In every line of the records, look for "icon", then report how many lines have it and nothing else.
[[ INFORMATION open ]]
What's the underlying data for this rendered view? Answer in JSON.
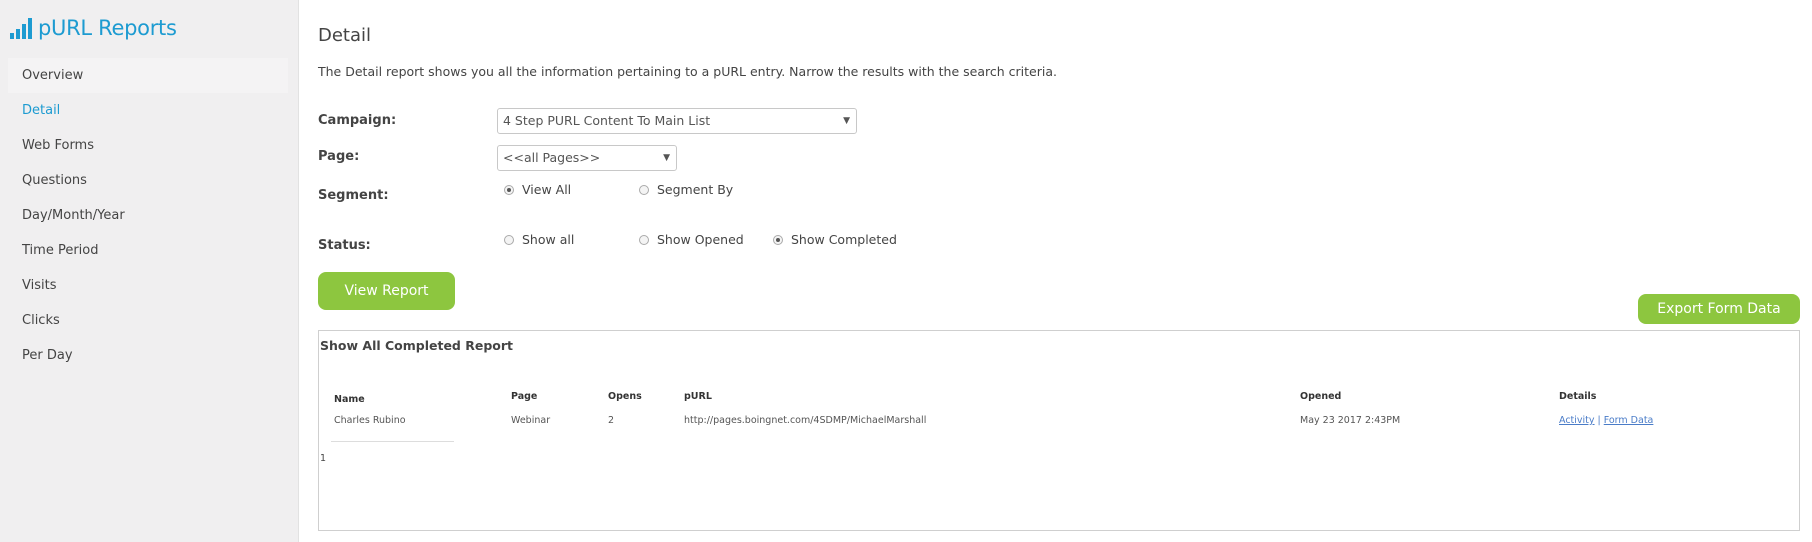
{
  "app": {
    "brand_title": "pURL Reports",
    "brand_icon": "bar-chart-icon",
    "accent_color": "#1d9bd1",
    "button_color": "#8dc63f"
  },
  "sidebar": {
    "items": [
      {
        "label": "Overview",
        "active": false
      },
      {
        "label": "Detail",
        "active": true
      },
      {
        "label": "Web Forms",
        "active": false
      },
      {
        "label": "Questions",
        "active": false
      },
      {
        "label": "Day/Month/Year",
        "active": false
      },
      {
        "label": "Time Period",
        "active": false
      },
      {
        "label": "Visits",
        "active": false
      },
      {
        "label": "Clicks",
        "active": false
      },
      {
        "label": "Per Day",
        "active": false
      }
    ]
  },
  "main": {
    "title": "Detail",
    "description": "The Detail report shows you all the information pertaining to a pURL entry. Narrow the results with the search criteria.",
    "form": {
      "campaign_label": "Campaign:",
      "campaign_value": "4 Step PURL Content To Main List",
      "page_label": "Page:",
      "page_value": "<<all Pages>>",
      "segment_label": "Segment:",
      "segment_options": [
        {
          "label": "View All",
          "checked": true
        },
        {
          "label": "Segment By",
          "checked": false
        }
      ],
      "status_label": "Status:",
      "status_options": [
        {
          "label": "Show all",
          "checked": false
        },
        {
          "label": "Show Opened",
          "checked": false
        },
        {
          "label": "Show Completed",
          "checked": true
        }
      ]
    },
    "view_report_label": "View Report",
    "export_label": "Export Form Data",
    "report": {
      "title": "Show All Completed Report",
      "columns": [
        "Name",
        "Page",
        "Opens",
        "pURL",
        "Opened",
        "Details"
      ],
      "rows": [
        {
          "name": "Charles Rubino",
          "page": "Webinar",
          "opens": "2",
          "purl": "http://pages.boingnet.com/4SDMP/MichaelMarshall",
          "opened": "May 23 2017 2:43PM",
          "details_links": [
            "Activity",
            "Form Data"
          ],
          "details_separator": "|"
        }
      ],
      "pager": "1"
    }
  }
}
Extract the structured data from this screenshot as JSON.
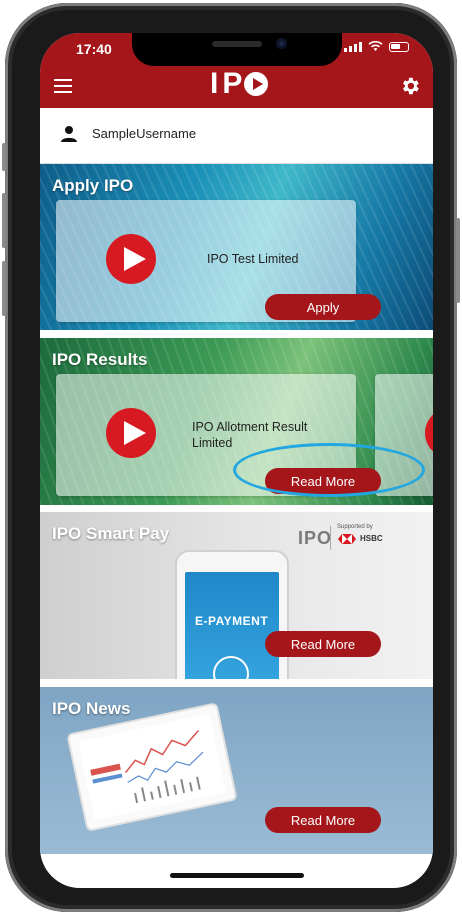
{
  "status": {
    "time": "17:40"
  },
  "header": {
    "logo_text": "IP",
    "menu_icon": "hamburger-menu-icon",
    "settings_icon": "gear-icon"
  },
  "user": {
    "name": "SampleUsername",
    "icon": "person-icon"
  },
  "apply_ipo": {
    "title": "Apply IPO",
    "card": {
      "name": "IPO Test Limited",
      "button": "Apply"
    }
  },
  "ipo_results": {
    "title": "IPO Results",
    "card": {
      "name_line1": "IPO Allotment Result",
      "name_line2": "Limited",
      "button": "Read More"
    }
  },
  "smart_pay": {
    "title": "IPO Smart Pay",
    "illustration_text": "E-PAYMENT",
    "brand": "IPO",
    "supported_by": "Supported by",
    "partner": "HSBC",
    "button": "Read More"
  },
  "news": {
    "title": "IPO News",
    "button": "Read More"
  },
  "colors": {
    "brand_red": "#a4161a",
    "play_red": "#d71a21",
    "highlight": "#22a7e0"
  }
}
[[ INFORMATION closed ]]
-- EXERCISE ANSWER --
4